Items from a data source
______

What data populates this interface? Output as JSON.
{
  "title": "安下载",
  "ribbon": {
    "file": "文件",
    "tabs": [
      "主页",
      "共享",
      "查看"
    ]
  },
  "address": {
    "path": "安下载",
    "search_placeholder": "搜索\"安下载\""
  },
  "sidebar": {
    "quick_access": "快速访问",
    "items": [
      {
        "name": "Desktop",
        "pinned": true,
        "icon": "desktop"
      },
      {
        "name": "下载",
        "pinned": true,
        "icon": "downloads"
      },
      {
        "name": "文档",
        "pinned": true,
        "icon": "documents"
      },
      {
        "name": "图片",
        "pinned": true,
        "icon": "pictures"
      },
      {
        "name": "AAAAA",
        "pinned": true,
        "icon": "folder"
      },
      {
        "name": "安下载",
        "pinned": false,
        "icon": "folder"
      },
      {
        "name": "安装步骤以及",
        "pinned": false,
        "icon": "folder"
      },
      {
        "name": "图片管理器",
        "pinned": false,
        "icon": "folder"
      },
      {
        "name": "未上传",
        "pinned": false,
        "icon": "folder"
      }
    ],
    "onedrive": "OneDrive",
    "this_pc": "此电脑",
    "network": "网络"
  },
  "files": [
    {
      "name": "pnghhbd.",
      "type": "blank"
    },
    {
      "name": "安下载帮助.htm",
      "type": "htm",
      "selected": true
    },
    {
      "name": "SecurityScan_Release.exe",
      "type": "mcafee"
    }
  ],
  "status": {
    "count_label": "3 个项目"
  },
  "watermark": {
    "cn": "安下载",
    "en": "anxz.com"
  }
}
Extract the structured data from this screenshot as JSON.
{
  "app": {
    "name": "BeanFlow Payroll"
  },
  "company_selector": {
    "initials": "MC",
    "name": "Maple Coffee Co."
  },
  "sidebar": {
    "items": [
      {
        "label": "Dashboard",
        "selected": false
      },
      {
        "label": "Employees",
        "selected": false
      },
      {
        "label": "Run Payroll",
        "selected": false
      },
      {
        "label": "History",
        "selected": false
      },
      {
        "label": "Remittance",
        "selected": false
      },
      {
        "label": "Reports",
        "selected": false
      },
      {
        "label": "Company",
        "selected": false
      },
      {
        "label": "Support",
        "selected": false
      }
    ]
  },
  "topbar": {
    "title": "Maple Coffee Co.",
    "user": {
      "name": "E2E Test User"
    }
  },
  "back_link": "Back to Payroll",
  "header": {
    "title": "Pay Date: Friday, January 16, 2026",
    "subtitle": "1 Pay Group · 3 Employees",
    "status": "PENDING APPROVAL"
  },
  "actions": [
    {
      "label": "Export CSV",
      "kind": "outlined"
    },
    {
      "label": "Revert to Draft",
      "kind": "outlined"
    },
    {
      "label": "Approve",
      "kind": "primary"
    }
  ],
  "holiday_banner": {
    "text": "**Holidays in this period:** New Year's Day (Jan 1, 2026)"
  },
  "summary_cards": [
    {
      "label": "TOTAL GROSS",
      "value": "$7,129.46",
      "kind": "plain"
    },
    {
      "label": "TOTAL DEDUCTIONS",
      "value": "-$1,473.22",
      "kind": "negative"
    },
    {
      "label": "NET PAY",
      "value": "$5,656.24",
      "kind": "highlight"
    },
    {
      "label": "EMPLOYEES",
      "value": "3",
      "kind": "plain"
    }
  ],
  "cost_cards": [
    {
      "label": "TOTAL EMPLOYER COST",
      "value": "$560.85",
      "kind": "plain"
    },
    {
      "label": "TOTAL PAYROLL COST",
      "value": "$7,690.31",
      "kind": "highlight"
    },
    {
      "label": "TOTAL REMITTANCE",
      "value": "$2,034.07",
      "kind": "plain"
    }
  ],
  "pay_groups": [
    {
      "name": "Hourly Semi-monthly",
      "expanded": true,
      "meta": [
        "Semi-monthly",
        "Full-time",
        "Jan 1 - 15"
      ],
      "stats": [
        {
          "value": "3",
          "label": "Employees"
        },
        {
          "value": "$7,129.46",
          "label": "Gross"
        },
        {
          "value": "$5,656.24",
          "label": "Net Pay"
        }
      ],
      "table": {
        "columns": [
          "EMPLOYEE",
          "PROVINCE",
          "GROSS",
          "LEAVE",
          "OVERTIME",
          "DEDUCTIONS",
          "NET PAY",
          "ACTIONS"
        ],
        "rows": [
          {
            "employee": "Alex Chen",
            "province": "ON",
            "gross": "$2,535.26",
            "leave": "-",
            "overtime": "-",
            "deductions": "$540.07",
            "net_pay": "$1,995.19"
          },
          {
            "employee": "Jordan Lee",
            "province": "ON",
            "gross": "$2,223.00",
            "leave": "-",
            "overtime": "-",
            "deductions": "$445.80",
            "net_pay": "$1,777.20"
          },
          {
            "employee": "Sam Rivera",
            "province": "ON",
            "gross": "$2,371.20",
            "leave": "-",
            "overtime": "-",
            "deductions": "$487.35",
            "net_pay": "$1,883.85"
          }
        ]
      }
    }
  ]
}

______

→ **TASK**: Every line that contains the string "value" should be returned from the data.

→ **ANSWER BOX**:
      "value": "$7,129.46",
      "value": "-$1,473.22",
      "value": "$5,656.24",
      "value": "3",
      "value": "$560.85",
      "value": "$7,690.31",
      "value": "$2,034.07",
          "value": "3",
          "value": "$7,129.46",
          "value": "$5,656.24",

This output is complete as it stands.